DIRECTIONS FOR THIS TASK →
Every entry is to be returned as it stands, apart from the pictures.

(Records drawn from a dataset)
•••

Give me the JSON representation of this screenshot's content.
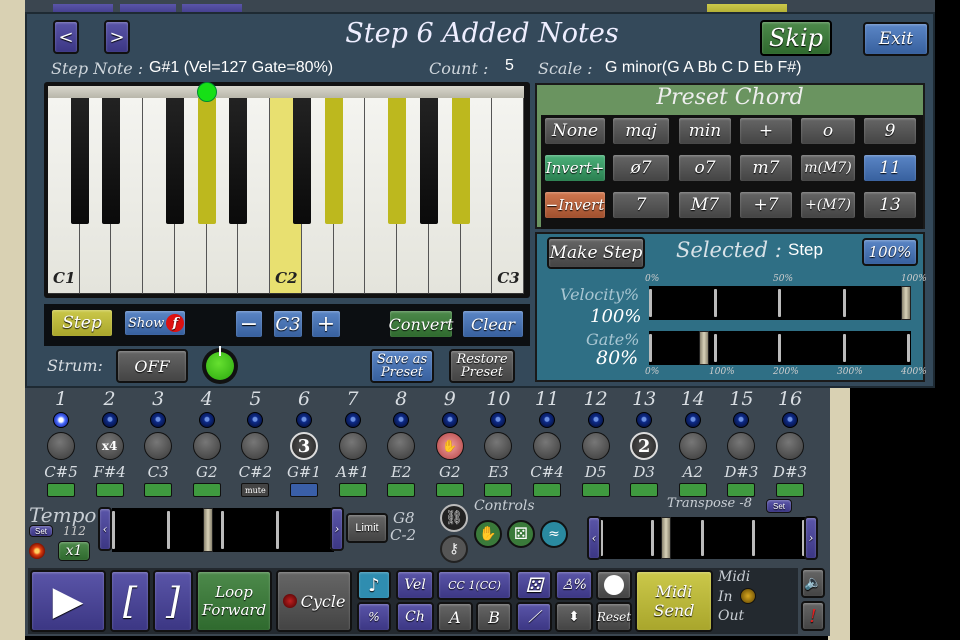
{
  "dialog": {
    "title": "Step 6 Added Notes",
    "skip_label": "Skip",
    "exit_label": "Exit",
    "prev_label": "<",
    "next_label": ">",
    "step_note_label": "Step Note :",
    "step_note_value": "G#1 (Vel=127 Gate=80%)",
    "count_label": "Count :",
    "count_value": "5",
    "scale_label": "Scale :",
    "scale_value": "G minor(G A Bb C D Eb F#)"
  },
  "piano": {
    "white_keys": [
      "C1",
      "D1",
      "E1",
      "F1",
      "G1",
      "A1",
      "B1",
      "C2",
      "D2",
      "E2",
      "F2",
      "G2",
      "A2",
      "B2",
      "C3"
    ],
    "labels": {
      "C1": "C1",
      "C2": "C2",
      "C3": "C3"
    },
    "highlighted": [
      "G#1",
      "C2",
      "D#2",
      "F#2",
      "A#2"
    ],
    "step_note_marker": "G#1",
    "highlight_color": "#bdb81e",
    "marker_color": "#16e016"
  },
  "piano_controls": {
    "step_label": "Step",
    "show_label": "Show",
    "show_badge": "f",
    "minus_label": "−",
    "octave_label": "C3",
    "plus_label": "+",
    "convert_label": "Convert",
    "clear_label": "Clear",
    "strum_label": "Strum:",
    "strum_value": "OFF",
    "save_preset_label": "Save as Preset",
    "restore_preset_label": "Restore Preset"
  },
  "preset_chord": {
    "title": "Preset Chord",
    "rows": [
      [
        "None",
        "maj",
        "min",
        "+",
        "o",
        "9"
      ],
      [
        "Invert+",
        "ø7",
        "o7",
        "m7",
        "m(M7)",
        "11"
      ],
      [
        "−Invert",
        "7",
        "M7",
        "+7",
        "+(M7)",
        "13"
      ]
    ],
    "selected": "11"
  },
  "selection": {
    "make_step_label": "Make Step",
    "selected_label": "Selected :",
    "selected_value": "Step",
    "percent_button": "100%",
    "velocity_label": "Velocity%",
    "velocity_value": "100%",
    "velocity_percent": 100,
    "velocity_ticks": [
      "0%",
      "50%",
      "100%"
    ],
    "gate_label": "Gate%",
    "gate_value": "80%",
    "gate_percent": 80,
    "gate_ticks": [
      "0%",
      "100%",
      "200%",
      "300%",
      "400%"
    ]
  },
  "steps": [
    {
      "num": "1",
      "note": "C#5",
      "knob": "",
      "box": "on",
      "led": "active"
    },
    {
      "num": "2",
      "note": "F#4",
      "knob": "x4",
      "box": "on"
    },
    {
      "num": "3",
      "note": "C3",
      "knob": "",
      "box": "on"
    },
    {
      "num": "4",
      "note": "G2",
      "knob": "",
      "box": "on"
    },
    {
      "num": "5",
      "note": "C#2",
      "knob": "",
      "box": "mute"
    },
    {
      "num": "6",
      "note": "G#1",
      "knob": "3",
      "box": "selected"
    },
    {
      "num": "7",
      "note": "A#1",
      "knob": "",
      "box": "on"
    },
    {
      "num": "8",
      "note": "E2",
      "knob": "",
      "box": "on"
    },
    {
      "num": "9",
      "note": "G2",
      "knob": "hand",
      "box": "on"
    },
    {
      "num": "10",
      "note": "E3",
      "knob": "",
      "box": "on"
    },
    {
      "num": "11",
      "note": "C#4",
      "knob": "",
      "box": "on"
    },
    {
      "num": "12",
      "note": "D5",
      "knob": "",
      "box": "on"
    },
    {
      "num": "13",
      "note": "D3",
      "knob": "2",
      "box": "on"
    },
    {
      "num": "14",
      "note": "A2",
      "knob": "",
      "box": "on"
    },
    {
      "num": "15",
      "note": "D#3",
      "knob": "",
      "box": "on"
    },
    {
      "num": "16",
      "note": "D#3",
      "knob": "",
      "box": "on"
    }
  ],
  "mute_label": "mute",
  "tempo": {
    "label": "Tempo",
    "set_label": "Set",
    "value": "112",
    "multiplier": "x1",
    "limit_label": "Limit",
    "range_high": "G8",
    "range_low": "C-2"
  },
  "controls": {
    "label": "Controls"
  },
  "transpose": {
    "label": "Transpose -8",
    "set_label": "Set"
  },
  "transport": {
    "loop_label": "Loop Forward",
    "cycle_label": "Cycle",
    "vel_label": "Vel",
    "ch_label": "Ch",
    "cc_label": "CC 1(CC)",
    "a_label": "A",
    "b_label": "B",
    "reset_label": "Reset",
    "pct_label": "%",
    "midi_send_label": "Midi Send",
    "midi_label": "Midi",
    "in_label": "In",
    "out_label": "Out"
  }
}
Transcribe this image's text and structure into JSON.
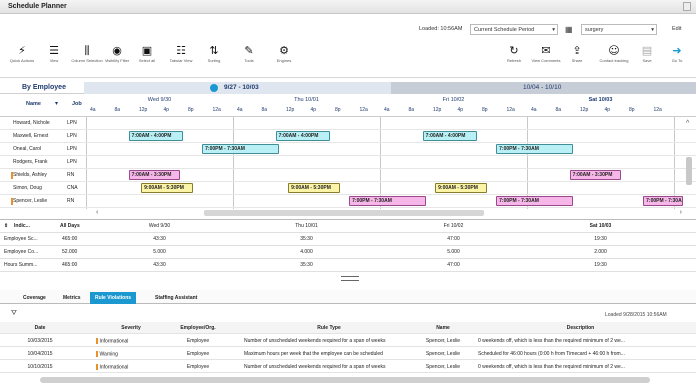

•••

SOLVED EXERCISE →
Give me the JSON representation of this screenshot's content.
{
  "dialog": {
    "title": "Step 6 Added Notes",
    "skip_label": "Skip",
    "exit_label": "Exit",
    "prev_label": "<",
    "next_label": ">",
    "step_note_label": "Step Note :",
    "step_note_value": "G#1 (Vel=127 Gate=80%)",
    "count_label": "Count :",
    "count_value": "5",
    "scale_label": "Scale :",
    "scale_value": "G minor(G A Bb C D Eb F#)"
  },
  "piano": {
    "white_keys": [
      "C1",
      "D1",
      "E1",
      "F1",
      "G1",
      "A1",
      "B1",
      "C2",
      "D2",
      "E2",
      "F2",
      "G2",
      "A2",
      "B2",
      "C3"
    ],
    "labels": {
      "C1": "C1",
      "C2": "C2",
      "C3": "C3"
    },
    "highlighted": [
      "G#1",
      "C2",
      "D#2",
      "F#2",
      "A#2"
    ],
    "step_note_marker": "G#1",
    "highlight_color": "#bdb81e",
    "marker_color": "#16e016"
  },
  "piano_controls": {
    "step_label": "Step",
    "show_label": "Show",
    "show_badge": "f",
    "minus_label": "−",
    "octave_label": "C3",
    "plus_label": "+",
    "convert_label": "Convert",
    "clear_label": "Clear",
    "strum_label": "Strum:",
    "strum_value": "OFF",
    "save_preset_label": "Save as Preset",
    "restore_preset_label": "Restore Preset"
  },
  "preset_chord": {
    "title": "Preset Chord",
    "rows": [
      [
        "None",
        "maj",
        "min",
        "+",
        "o",
        "9"
      ],
      [
        "Invert+",
        "ø7",
        "o7",
        "m7",
        "m(M7)",
        "11"
      ],
      [
        "−Invert",
        "7",
        "M7",
        "+7",
        "+(M7)",
        "13"
      ]
    ],
    "selected": "11"
  },
  "selection": {
    "make_step_label": "Make Step",
    "selected_label": "Selected :",
    "selected_value": "Step",
    "percent_button": "100%",
    "velocity_label": "Velocity%",
    "velocity_value": "100%",
    "velocity_percent": 100,
    "velocity_ticks": [
      "0%",
      "50%",
      "100%"
    ],
    "gate_label": "Gate%",
    "gate_value": "80%",
    "gate_percent": 80,
    "gate_ticks": [
      "0%",
      "100%",
      "200%",
      "300%",
      "400%"
    ]
  },
  "steps": [
    {
      "num": "1",
      "note": "C#5",
      "knob": "",
      "box": "on",
      "led": "active"
    },
    {
      "num": "2",
      "note": "F#4",
      "knob": "x4",
      "box": "on"
    },
    {
      "num": "3",
      "note": "C3",
      "knob": "",
      "box": "on"
    },
    {
      "num": "4",
      "note": "G2",
      "knob": "",
      "box": "on"
    },
    {
      "num": "5",
      "note": "C#2",
      "knob": "",
      "box": "mute"
    },
    {
      "num": "6",
      "note": "G#1",
      "knob": "3",
      "box": "selected"
    },
    {
      "num": "7",
      "note": "A#1",
      "knob": "",
      "box": "on"
    },
    {
      "num": "8",
      "note": "E2",
      "knob": "",
      "box": "on"
    },
    {
      "num": "9",
      "note": "G2",
      "knob": "hand",
      "box": "on"
    },
    {
      "num": "10",
      "note": "E3",
      "knob": "",
      "box": "on"
    },
    {
      "num": "11",
      "note": "C#4",
      "knob": "",
      "box": "on"
    },
    {
      "num": "12",
      "note": "D5",
      "knob": "",
      "box": "on"
    },
    {
      "num": "13",
      "note": "D3",
      "knob": "2",
      "box": "on"
    },
    {
      "num": "14",
      "note": "A2",
      "knob": "",
      "box": "on"
    },
    {
      "num": "15",
      "note": "D#3",
      "knob": "",
      "box": "on"
    },
    {
      "num": "16",
      "note": "D#3",
      "knob": "",
      "box": "on"
    }
  ],
  "mute_label": "mute",
  "tempo": {
    "label": "Tempo",
    "set_label": "Set",
    "value": "112",
    "multiplier": "x1",
    "limit_label": "Limit",
    "range_high": "G8",
    "range_low": "C-2"
  },
  "controls": {
    "label": "Controls"
  },
  "transpose": {
    "label": "Transpose -8",
    "set_label": "Set"
  },
  "transport": {
    "loop_label": "Loop Forward",
    "cycle_label": "Cycle",
    "vel_label": "Vel",
    "ch_label": "Ch",
    "cc_label": "CC 1(CC)",
    "a_label": "A",
    "b_label": "B",
    "reset_label": "Reset",
    "pct_label": "%",
    "midi_send_label": "Midi Send",
    "midi_label": "Midi",
    "in_label": "In",
    "out_label": "Out"
  }
}
Transcribe this image's text and structure into JSON.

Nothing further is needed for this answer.